About half a million people turn up for the annual July 1 rally to mark the handover of the city to China. They are infuriated by a proposal to enact a national security law which they view as infringing on their freedom. It would have prohibited treason, secession, sedition and subversion against the Chinese government. It was shelved indefinitely after the peaceful march.
Tens of thousands of Hong Kongers participate in a protest on July 29 against a proposal to add moral and national education to the curriculum of the city's schools. It is seen as an attempt to "brainwash" young people. In late August, a group of secondary students begin an "occupation" against the proposal and in early September the government announces that schools are given discretion whether to implement the curriculum.
Protesters, mostly students, occupy streets in the financial district, the Causeway Bay shopping belt and Mong Kok (a blue-collar district), to demand greater democracy.

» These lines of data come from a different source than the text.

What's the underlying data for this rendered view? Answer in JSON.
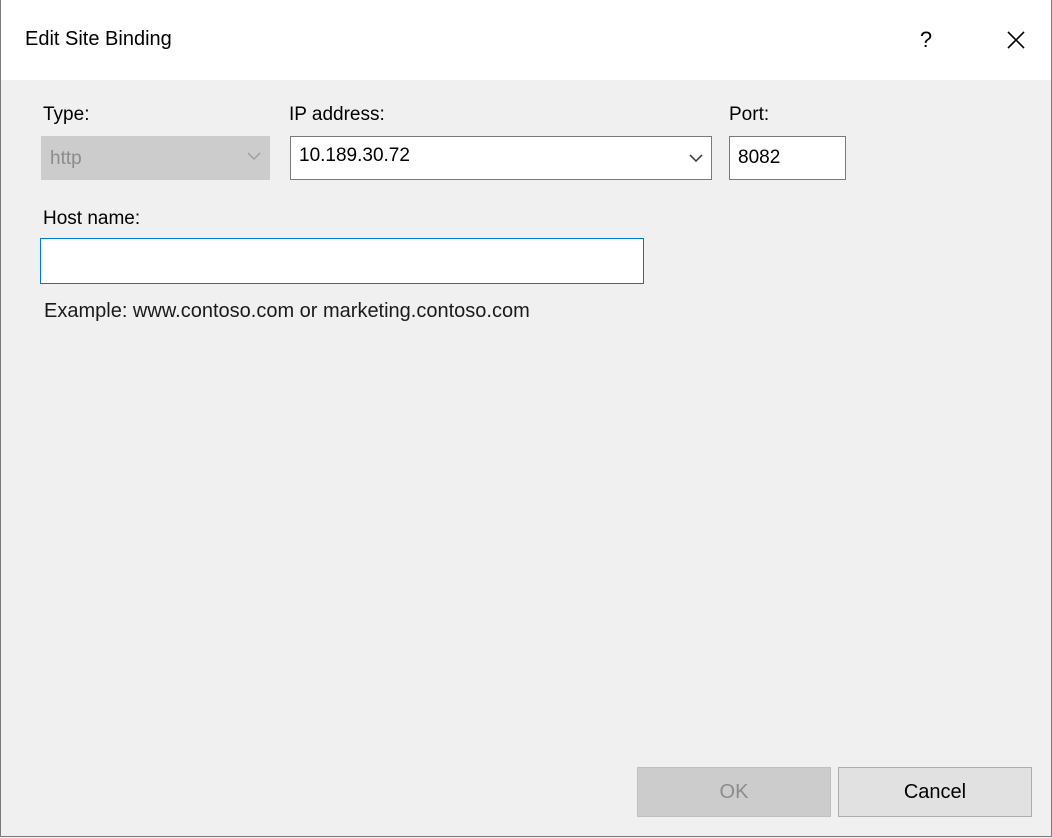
{
  "window": {
    "title": "Edit Site Binding",
    "help_label": "?"
  },
  "form": {
    "type": {
      "label": "Type:",
      "value": "http",
      "enabled": false
    },
    "ip_address": {
      "label": "IP address:",
      "value": "10.189.30.72"
    },
    "port": {
      "label": "Port:",
      "value": "8082"
    },
    "host_name": {
      "label": "Host name:",
      "value": "",
      "placeholder": ""
    },
    "example_text": "Example: www.contoso.com or marketing.contoso.com"
  },
  "buttons": {
    "ok_label": "OK",
    "ok_enabled": false,
    "cancel_label": "Cancel"
  },
  "colors": {
    "focus_border": "#0078d7",
    "disabled_bg": "#cccccc",
    "dialog_bg": "#f0f0f0"
  }
}
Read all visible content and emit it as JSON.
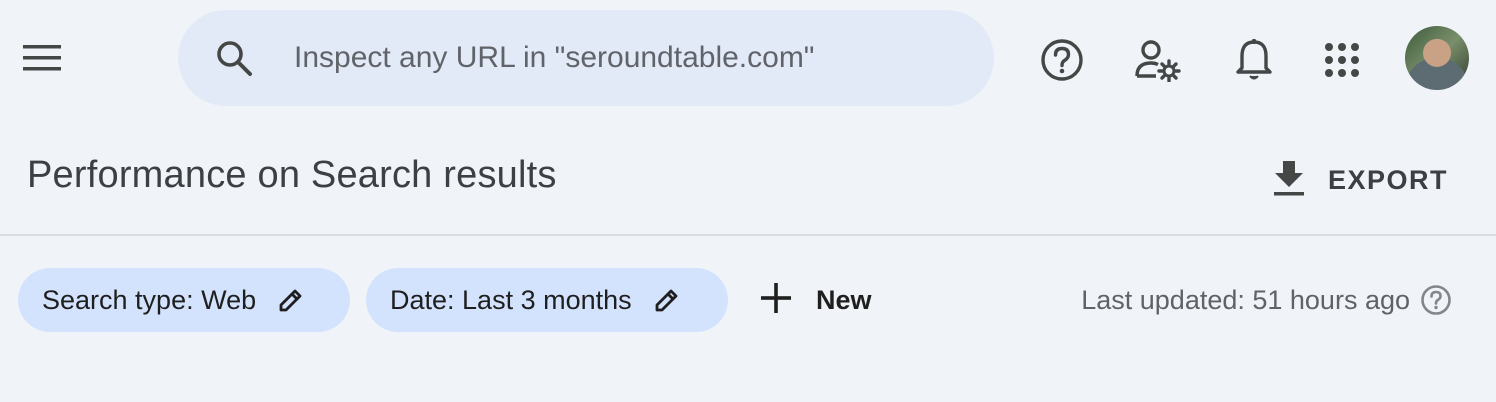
{
  "search": {
    "placeholder": "Inspect any URL in \"seroundtable.com\""
  },
  "topbar_icons": [
    "menu-icon",
    "search-icon",
    "help-icon",
    "manage-users-icon",
    "notifications-icon",
    "apps-grid-icon",
    "avatar"
  ],
  "header": {
    "title": "Performance on Search results",
    "export_label": "EXPORT"
  },
  "filters": {
    "chips": [
      {
        "label": "Search type: Web"
      },
      {
        "label": "Date: Last 3 months"
      }
    ],
    "new_label": "New",
    "last_updated": "Last updated: 51 hours ago"
  },
  "colors": {
    "background": "#f0f4f9",
    "search_bg": "#e3eaf7",
    "chip_bg": "#d3e3fd",
    "text_dark": "#3c4043",
    "text_muted": "#5f6368"
  }
}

They believe that proposals to grant universal suffrage in elections for the chief executive are a sham because candidates are first to be vetted by Beijing. The 79-day largely peaceful sit-in protest, known as the Umbrella Movement or Occupy Central, ends without the protesters winning any concessions from Beijing.
A proposed Bill to amend extradition laws that will allow criminal suspects in the city to be sent to the mainland brings Hong Kongers out to the streets in the millions. They oppose the Bill because of fear that it will erode their civil rights and political freedom. Younger protesters adopt more confrontational tactics in order to be heard, leading to clashes with police on June 12 and the storming of the Legislative Council building on July 1.